THE PARTISANS: Underground Printing in WW2 Yugoslavia

Friday, October 20, 2017
Marshall D. Shulman Seminar Room (1219 International Affairs Building)

Please join the Njegos Endowment for Serbian Language and Culture at Columbia University’s East Central European Center and the Harriman Institute for a presentation by art historians Daša Pahor and Alex Johnson, proprietors of Antiquariat Daša Pahor in Munich, a boutique dealer of unusual printing, underground publications, rare broadsides, and separately issued maps and manuscripts.


The Yugoslav Partisans were the most successful resistance movement against the Axis occupation of
 Europe during World War II. During the four years of their existence they formed a complete underground society with their own distinct propaganda, social customs, visual culture, literature, performing arts, schools, legal and governmental systems, communication networks and methods of conducting guerrilla and conventional warfare. Amazingly, most of their publications were printed by clandestine, or underground, presses hidden from their enemies within occupied Yugoslavia. The corpus of their surviving prints is diverse, highly sophisticated in content, and often of considerable artistic virtue. These pamphlets, broadsides and newssheets were of an ephemeral nature, often published by unusual printing techniques, and are today rare, many exceedingly so.

This presentation will demystify the inherently secretive world of Yugoslavian Partisan Underground printing for the first time to a Western audience, showcasing actual examples of some of the rarest and most important works. It promises to entertain and intellectually engage, as well as to reveal ingenious and authentic expressions of the human condition during one of the most trying and dramatic periods in history.
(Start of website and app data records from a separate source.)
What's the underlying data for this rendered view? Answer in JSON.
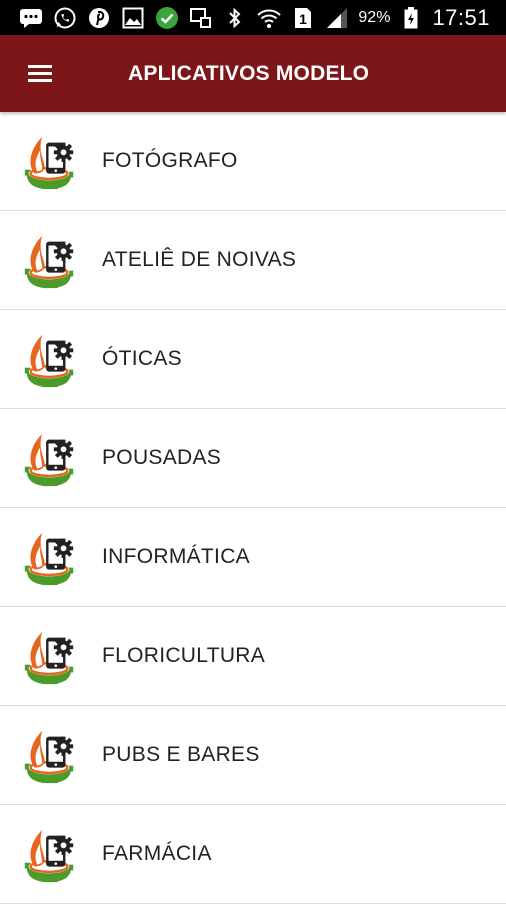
{
  "status_bar": {
    "battery_percent": "92%",
    "time": "17:51",
    "sim_slot": "1",
    "icons": [
      "messages-icon",
      "whatsapp-icon",
      "pinterest-icon",
      "gallery-icon",
      "check-icon",
      "screencast-icon",
      "bluetooth-icon",
      "wifi-icon",
      "sim-icon",
      "signal-icon",
      "battery-icon"
    ]
  },
  "app_bar": {
    "title": "APLICATIVOS MODELO",
    "menu_icon": "hamburger-menu-icon",
    "color": "#7d1619"
  },
  "list": {
    "items": [
      {
        "label": "FOTÓGRAFO"
      },
      {
        "label": "ATELIÊ DE NOIVAS"
      },
      {
        "label": "ÓTICAS"
      },
      {
        "label": "POUSADAS"
      },
      {
        "label": "INFORMÁTICA"
      },
      {
        "label": "FLORICULTURA"
      },
      {
        "label": "PUBS E BARES"
      },
      {
        "label": "FARMÁCIA"
      }
    ],
    "item_icon": "app-logo-icon"
  }
}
About the Speakers

Daša Pahor and Alex Johnson are a husband and wife team and are the proprietors of Antiquariat Daša Pahor based in Munich, Germany, a boutique dealer specialized in unusual printing, underground publications, rare broadsides, and separately issued maps and manuscripts. Both Daša and Alex are academic art historians and historians by background and apply their passion for research to the objects they purvey. Antiquariat Daša Pahor’s assists institutions on five continents with developing archives of unusual, yet historically important, works.
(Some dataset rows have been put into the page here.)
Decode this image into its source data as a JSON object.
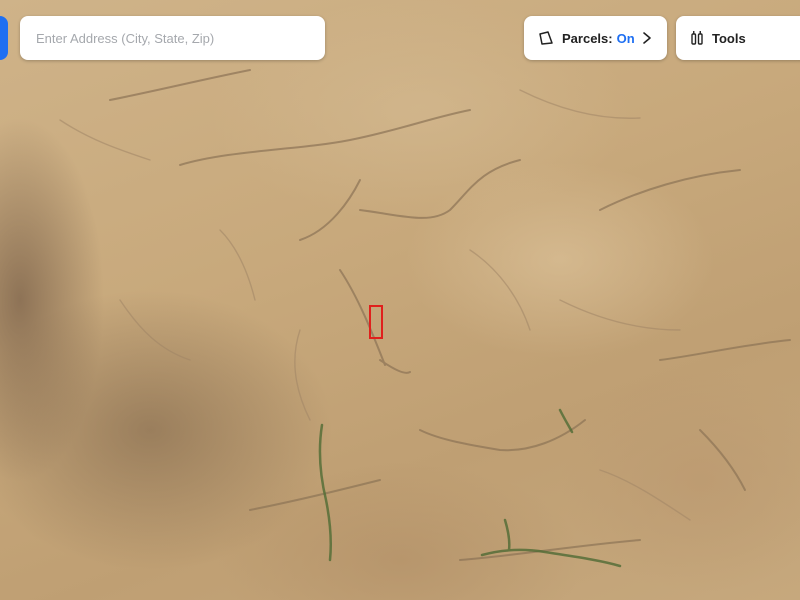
{
  "search": {
    "placeholder": "Enter Address (City, State, Zip)"
  },
  "parcels_toggle": {
    "label": "Parcels:",
    "state": "On",
    "state_color": "#1e6ff2",
    "icon": "parcel-shape-icon"
  },
  "tools_menu": {
    "label": "Tools",
    "icon": "tools-icon"
  },
  "map": {
    "type": "satellite",
    "highlight_color": "#e0201c"
  }
}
Daša Pahor (*1977 in Slovenia) holds a Ph.D. in History of Art from the University of Ljubljana. Her doctoral thesis analyzed the Tradition of the Gothic Architecture in the 16th and 17th Centuries in Slovenia. A recognized expert on art, architecture and print culture, Daša’s primary fields of interest include the Balkans and South-Eastern Europe. In the last few years, Daša had built upon her life-long fascination with the Yugoslav Partisans to assemble collections of Partisan Underground printing, unrivalled in their quality and size, for institutions on both sides of the Atlantic. In the process, she has made many new discoveries, gaining insights that have a profound impact upon the overall appreciation of the field.
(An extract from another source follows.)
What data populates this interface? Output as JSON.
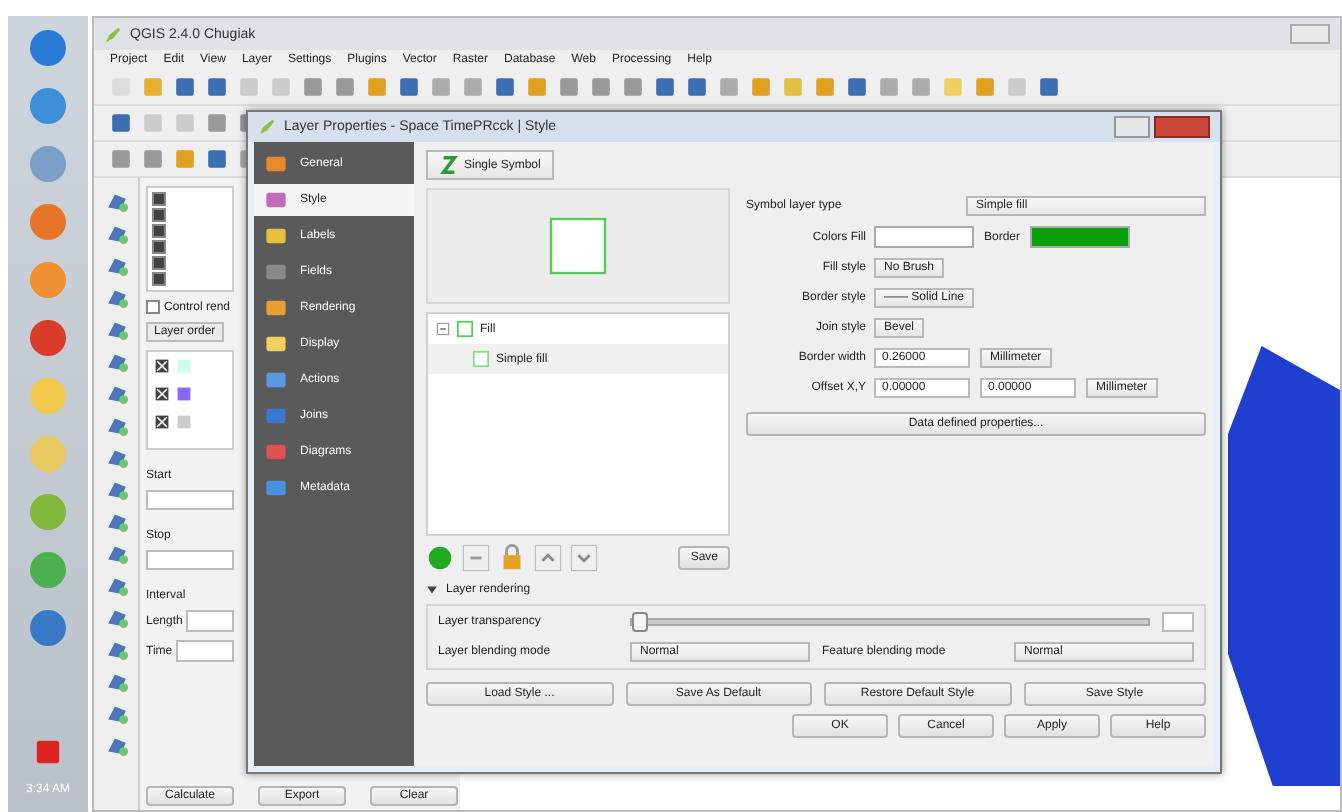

Alexander (“Alex”) Johnson (*1977 in Canada) holds a Ph.D. in History from the University of Exeter, England, and is an international authority on cartography, in particular the mapping of the former British Empire. He is the author of The First Mapping of America: The General Survey of British North America (London: I.B. Tauris, 2017) and co-author (with Dr. Vivek Nanda) of Cosmography to Cartography: A Cultural Journey of Indian Maps (Hyderabad, January 2018). Aside from cartography, one of Alex’s key fields of interest is unusual printing techniques and clandestine printing, leading to his particular fascination with Partisan Underground publishing. As a natural ‘storyteller’, he has done much to place the recent discoveries in the field within their proper historical narrative.